■ DATA TO USE
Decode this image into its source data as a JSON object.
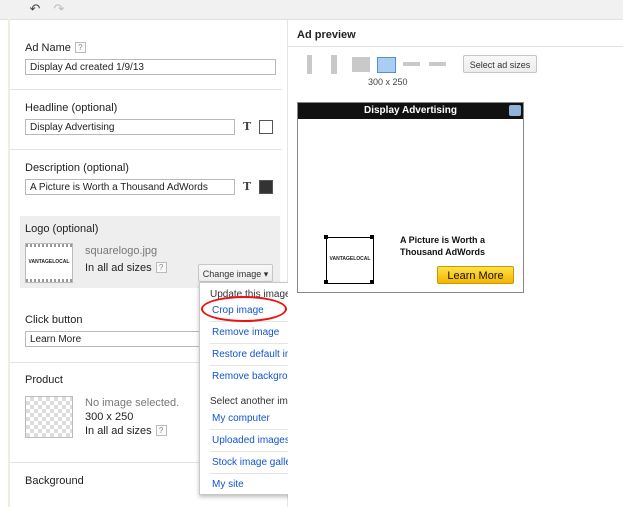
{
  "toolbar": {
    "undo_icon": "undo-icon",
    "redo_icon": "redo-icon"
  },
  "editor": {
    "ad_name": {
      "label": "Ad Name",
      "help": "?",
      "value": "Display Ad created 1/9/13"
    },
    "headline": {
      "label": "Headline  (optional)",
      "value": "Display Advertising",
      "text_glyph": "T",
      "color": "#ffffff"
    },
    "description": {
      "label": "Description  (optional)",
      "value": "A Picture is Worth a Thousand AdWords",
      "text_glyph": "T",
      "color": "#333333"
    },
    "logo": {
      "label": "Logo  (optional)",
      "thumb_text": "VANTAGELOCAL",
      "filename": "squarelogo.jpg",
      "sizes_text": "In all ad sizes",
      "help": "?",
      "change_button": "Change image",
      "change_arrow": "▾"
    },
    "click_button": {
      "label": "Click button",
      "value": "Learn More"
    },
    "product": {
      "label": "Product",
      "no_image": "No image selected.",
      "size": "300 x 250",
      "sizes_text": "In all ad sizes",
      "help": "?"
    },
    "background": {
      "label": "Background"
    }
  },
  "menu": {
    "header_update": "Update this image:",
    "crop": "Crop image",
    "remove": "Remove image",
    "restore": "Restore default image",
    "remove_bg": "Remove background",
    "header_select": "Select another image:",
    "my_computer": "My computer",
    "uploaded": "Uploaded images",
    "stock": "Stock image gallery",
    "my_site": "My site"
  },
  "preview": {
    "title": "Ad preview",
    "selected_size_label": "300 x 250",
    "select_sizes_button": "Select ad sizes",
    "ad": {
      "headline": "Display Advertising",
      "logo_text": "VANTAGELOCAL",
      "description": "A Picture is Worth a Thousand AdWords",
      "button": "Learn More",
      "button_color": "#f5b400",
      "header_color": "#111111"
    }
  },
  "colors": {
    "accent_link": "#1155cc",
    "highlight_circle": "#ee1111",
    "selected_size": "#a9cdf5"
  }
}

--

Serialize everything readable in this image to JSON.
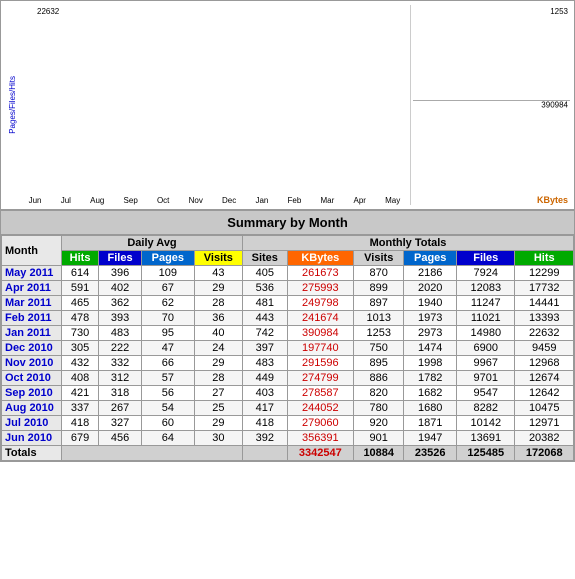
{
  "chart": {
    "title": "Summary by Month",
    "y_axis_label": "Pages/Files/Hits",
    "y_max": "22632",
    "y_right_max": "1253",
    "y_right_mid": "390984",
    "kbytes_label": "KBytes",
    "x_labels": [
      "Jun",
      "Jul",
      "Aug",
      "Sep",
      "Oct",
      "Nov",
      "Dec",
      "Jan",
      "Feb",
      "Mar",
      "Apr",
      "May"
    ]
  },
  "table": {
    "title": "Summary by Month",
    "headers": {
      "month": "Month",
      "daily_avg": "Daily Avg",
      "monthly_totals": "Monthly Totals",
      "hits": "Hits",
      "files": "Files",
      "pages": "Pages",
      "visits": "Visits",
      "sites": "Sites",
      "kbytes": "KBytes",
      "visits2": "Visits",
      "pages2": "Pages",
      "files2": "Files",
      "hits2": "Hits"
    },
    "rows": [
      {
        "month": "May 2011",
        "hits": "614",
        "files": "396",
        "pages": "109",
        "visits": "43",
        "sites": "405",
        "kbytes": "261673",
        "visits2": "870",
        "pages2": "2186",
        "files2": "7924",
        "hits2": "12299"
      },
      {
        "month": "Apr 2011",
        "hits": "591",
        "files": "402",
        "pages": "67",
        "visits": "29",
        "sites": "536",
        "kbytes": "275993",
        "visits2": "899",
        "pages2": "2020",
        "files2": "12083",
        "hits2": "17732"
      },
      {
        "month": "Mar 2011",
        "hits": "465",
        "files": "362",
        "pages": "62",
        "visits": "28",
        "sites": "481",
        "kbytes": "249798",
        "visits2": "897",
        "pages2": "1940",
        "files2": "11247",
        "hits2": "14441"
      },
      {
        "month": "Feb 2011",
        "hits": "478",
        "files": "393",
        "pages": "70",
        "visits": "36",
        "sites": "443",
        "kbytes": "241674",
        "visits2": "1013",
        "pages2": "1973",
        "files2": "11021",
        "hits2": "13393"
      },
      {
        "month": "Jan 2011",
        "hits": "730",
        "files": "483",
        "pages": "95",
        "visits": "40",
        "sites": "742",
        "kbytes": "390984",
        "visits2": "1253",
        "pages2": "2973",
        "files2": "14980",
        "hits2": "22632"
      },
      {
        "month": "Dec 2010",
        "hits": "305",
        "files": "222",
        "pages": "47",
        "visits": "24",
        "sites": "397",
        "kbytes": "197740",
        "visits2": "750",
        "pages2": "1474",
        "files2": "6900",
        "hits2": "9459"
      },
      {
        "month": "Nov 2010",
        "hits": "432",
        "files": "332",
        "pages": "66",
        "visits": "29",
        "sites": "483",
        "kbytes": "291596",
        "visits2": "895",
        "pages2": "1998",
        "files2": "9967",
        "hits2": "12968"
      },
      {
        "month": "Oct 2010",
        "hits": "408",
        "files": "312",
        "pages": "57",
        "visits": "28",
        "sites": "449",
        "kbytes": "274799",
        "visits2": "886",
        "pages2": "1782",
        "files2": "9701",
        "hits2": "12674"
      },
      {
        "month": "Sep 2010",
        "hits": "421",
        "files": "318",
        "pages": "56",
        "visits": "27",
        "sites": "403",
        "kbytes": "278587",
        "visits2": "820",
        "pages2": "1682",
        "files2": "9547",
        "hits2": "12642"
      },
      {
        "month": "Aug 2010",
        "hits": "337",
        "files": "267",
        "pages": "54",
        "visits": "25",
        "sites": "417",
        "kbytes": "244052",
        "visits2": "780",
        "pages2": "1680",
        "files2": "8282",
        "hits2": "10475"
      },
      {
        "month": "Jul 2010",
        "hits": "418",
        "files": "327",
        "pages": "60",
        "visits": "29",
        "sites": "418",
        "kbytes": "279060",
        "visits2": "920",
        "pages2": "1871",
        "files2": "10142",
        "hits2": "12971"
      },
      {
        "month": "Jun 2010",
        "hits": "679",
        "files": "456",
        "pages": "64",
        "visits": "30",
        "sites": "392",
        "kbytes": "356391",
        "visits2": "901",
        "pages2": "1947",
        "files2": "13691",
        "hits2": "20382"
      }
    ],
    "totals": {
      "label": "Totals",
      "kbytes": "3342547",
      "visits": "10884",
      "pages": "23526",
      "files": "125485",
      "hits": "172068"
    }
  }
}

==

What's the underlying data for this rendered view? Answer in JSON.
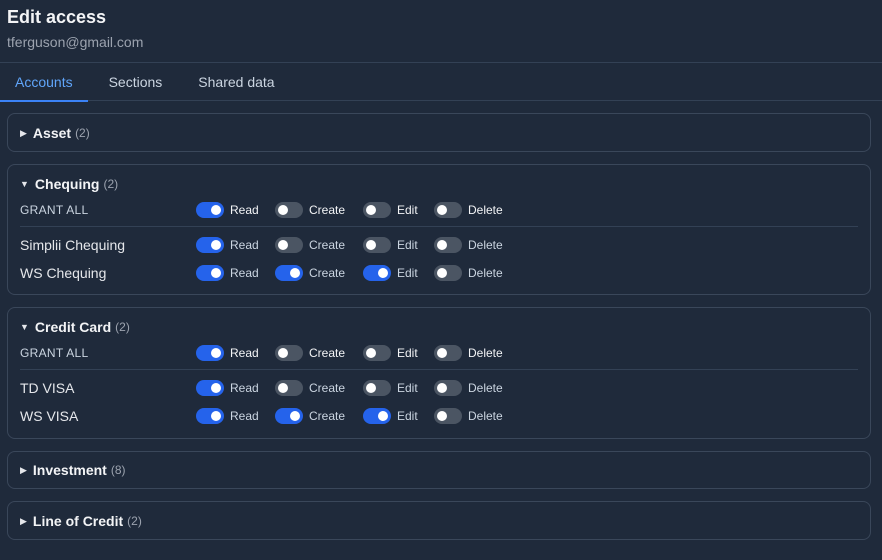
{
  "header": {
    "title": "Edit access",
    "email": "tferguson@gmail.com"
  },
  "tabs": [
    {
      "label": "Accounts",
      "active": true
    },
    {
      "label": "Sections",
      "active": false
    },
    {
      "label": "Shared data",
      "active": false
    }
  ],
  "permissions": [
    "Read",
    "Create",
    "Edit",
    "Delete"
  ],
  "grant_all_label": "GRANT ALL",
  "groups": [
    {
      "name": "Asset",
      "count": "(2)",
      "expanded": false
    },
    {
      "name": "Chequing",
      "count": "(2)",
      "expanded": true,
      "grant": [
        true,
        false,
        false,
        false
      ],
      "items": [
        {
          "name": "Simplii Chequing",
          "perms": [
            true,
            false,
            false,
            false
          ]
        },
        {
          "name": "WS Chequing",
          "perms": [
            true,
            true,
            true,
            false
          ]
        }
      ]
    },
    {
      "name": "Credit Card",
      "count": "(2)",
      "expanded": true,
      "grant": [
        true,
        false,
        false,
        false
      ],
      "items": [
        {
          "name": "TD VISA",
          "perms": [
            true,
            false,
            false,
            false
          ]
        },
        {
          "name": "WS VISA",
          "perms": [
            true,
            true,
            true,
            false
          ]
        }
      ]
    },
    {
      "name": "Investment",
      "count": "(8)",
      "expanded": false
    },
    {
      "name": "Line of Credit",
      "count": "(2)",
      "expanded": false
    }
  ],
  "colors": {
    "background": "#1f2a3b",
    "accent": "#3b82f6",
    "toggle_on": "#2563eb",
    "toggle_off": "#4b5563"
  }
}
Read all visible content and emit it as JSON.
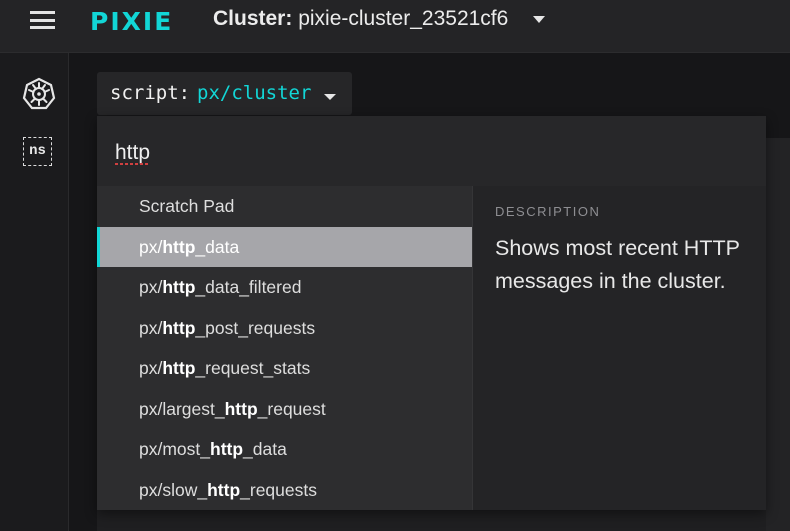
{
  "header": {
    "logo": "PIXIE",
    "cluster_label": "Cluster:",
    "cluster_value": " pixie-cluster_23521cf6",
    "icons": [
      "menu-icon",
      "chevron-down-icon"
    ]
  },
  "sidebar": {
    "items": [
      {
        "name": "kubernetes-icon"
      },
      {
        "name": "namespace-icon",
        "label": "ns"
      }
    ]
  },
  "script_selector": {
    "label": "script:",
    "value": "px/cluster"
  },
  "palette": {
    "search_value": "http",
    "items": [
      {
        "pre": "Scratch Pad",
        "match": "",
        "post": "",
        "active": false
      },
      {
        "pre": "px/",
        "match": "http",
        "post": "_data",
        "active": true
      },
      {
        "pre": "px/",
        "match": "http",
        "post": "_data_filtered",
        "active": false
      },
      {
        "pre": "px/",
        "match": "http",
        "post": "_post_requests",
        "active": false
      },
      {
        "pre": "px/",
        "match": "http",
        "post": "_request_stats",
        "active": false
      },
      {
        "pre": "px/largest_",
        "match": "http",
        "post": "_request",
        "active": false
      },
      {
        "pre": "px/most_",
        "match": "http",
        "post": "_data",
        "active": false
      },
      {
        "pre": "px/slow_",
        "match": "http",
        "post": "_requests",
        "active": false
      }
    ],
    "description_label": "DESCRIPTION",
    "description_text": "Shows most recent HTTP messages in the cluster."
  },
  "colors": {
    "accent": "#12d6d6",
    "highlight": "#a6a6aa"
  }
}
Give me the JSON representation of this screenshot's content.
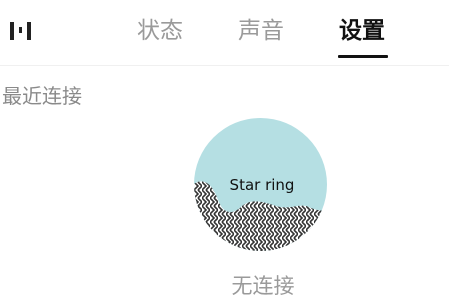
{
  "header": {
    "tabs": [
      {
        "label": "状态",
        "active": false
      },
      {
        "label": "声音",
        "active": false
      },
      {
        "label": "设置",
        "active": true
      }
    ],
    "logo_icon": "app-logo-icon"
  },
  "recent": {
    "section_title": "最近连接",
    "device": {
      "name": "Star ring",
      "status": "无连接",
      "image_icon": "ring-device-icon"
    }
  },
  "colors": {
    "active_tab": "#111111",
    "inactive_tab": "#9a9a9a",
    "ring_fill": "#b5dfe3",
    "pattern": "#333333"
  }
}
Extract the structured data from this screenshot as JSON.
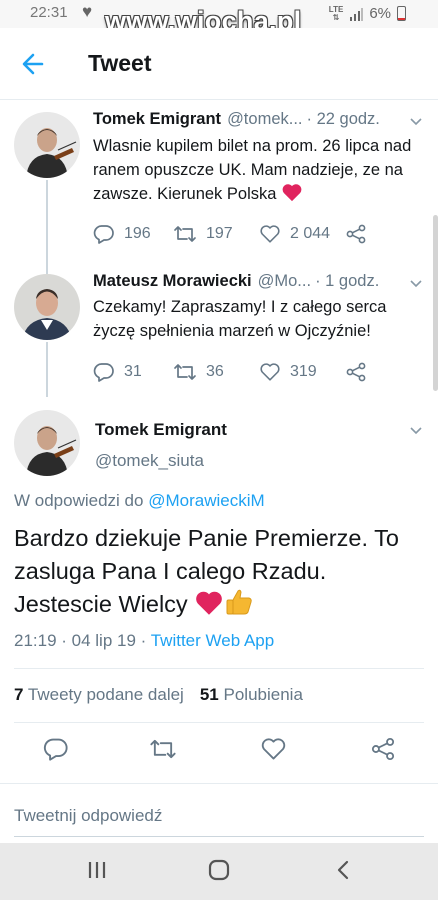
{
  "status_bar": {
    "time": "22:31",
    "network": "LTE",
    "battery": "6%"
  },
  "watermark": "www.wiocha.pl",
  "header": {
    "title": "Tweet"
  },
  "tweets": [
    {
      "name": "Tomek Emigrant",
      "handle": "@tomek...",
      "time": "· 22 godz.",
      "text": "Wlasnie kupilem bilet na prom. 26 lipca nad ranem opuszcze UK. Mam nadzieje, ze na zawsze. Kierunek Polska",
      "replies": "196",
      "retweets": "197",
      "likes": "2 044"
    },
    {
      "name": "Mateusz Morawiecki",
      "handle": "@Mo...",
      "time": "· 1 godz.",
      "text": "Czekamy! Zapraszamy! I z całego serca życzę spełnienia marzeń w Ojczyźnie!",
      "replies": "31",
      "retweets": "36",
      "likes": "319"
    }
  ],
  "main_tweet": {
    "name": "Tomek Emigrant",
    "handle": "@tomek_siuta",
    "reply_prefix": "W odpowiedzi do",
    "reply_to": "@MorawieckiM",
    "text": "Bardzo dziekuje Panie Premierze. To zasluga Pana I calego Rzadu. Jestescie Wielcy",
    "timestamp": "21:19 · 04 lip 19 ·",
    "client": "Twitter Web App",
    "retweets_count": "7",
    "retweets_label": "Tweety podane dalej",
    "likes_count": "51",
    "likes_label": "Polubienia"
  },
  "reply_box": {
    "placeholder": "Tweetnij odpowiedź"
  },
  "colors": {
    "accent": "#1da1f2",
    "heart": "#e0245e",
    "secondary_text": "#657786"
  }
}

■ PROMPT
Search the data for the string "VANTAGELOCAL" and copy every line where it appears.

■ TASK RESPONSE
      "thumb_text": "VANTAGELOCAL",
      "logo_text": "VANTAGELOCAL",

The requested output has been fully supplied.